♦     While immunity does not cover a “willful or wanton” disregard for personal safety, Wis. Stat. § 895.481(3)(d), “[n]othing in the record supports a finding that [defendants] were aware (or should have been aware) of a ‘strong probability’ that Dilley would be harmed.”  Slip op. at 12.

♦     While immunity does not apply when the injury stems from equipment or tack that the operator who provided it knew or should have known was faulty, Wis. Stat. § 895.481(3)(a), Dilley’s only complaint was that “no one adjusted her stirrups,” not that “her stirrups — or any other equipment or tack — were defective in any way.”  Slip op. at 12.

In the second case, the plaintiff (Brown), whose case was dismissed on the pleadings, was injured in a collision with another horse during a riding lesson conducted by the defendant stable owner.  Brown brought her own horse and rode him during the lesson.   Brown argued that her case fit with in the section 895.481(3)(b) immunity exception for a defendant’s failure to safely manage the horse provided because the defendant had control over the other horse that had caused the collision.  The court rejected this argument because the defendant did not provide plaintiff with a horse:  “A horseback-riding student who brings his own horse for a lesson supplies the horse; the instructor does not.”  Slip op. at 13.  Brown in fact “pleaded herself out of the exception” by affirmatively pleading in her complaint that she “provided her own horse to be used in the private lesson.”  Id.

On the Road with Duane Morris’ Animal Lawyers

We’re hitting the road to attend exciting industry conferences that focus on animal businesses and organizations.  If you are attending, please look us up!

On September 24 through 26, Duane Morris animal law attorneys Michelle Pardo and Rebecca Bazan will be attending the Association of Zoos & Aquariums’ Annual Conference in Seattle, Washington.
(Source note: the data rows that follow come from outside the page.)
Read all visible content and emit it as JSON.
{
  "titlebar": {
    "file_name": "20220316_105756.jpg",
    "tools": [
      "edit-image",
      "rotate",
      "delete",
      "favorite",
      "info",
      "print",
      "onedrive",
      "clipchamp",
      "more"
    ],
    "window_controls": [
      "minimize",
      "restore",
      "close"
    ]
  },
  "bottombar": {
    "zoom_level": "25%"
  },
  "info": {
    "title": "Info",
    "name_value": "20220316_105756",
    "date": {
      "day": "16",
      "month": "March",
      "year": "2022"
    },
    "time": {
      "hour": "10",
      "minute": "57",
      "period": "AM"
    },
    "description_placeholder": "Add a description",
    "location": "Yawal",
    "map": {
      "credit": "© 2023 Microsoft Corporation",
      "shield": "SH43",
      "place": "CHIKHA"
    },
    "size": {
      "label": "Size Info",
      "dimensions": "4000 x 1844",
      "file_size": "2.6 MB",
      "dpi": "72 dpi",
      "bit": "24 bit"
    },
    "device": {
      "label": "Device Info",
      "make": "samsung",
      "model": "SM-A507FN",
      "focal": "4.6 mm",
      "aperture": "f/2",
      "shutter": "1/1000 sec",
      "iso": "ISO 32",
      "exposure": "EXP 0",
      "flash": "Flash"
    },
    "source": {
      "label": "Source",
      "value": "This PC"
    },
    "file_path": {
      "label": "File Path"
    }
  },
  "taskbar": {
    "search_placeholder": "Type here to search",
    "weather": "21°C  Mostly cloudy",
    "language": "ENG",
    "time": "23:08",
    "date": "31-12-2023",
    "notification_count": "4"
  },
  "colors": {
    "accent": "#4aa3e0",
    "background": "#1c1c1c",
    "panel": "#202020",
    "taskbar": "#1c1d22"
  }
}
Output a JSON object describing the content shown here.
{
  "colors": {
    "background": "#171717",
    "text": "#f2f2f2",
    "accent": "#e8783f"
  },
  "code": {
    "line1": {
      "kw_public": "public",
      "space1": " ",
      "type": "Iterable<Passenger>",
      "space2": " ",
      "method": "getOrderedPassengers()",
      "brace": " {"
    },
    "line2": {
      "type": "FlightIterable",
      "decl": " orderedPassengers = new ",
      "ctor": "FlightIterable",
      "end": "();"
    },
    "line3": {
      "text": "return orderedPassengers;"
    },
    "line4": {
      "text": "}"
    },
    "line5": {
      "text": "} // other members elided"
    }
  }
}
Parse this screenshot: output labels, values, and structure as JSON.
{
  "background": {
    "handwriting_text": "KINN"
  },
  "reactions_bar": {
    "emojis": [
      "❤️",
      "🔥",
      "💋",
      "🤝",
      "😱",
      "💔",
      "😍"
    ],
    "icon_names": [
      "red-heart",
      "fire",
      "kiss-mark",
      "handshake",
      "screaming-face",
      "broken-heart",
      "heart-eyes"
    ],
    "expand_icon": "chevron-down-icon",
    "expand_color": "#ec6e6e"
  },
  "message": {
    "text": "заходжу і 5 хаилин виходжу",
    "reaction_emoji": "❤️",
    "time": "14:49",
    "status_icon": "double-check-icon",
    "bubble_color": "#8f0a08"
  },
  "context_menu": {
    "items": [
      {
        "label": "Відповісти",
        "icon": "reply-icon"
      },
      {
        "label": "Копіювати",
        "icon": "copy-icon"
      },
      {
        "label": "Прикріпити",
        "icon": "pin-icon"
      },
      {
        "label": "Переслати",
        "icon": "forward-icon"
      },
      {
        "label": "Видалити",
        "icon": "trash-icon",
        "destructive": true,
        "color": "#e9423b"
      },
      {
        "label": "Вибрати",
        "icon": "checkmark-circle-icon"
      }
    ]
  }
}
We are looking forward to attending the Icebreaker event at the Seattle Aquarium and a host of informative animal-related sessions.

On October 18, Duane Morris Partner Michelle Pardo will be speaking at the North American Meat Institute’s Animal Care and Handling Conference in Kansas City, MO. The Animal Care and Handling Conference for the Food Industry is the leading animal welfare educational opportunity for meat companies, their customers and those involved in the production and management of livestock and meat products. This important conference has doubled in size since it was launched in 1999 – testament to the increasing significance of animal care and handling in the meat industry.

Justice the Horse Will NOT Have his Day in Court

by Michelle C. Pardo

In August, we updated you about a lawsuit filed by the Animal Legal Defense Fund (ALDF) in which a horse called Justice was the named plaintiff.  On September 17, 2019, an Oregon judge rejected the “creative” theory that an animal has legal capacity to sue its former owner and dismissed the case with prejudice, delivering another blow to various animal activist groups’ movement to open the courthouse doors to non-human animal litigants.  Continue reading Justice the Horse Will NOT Have his Day in Court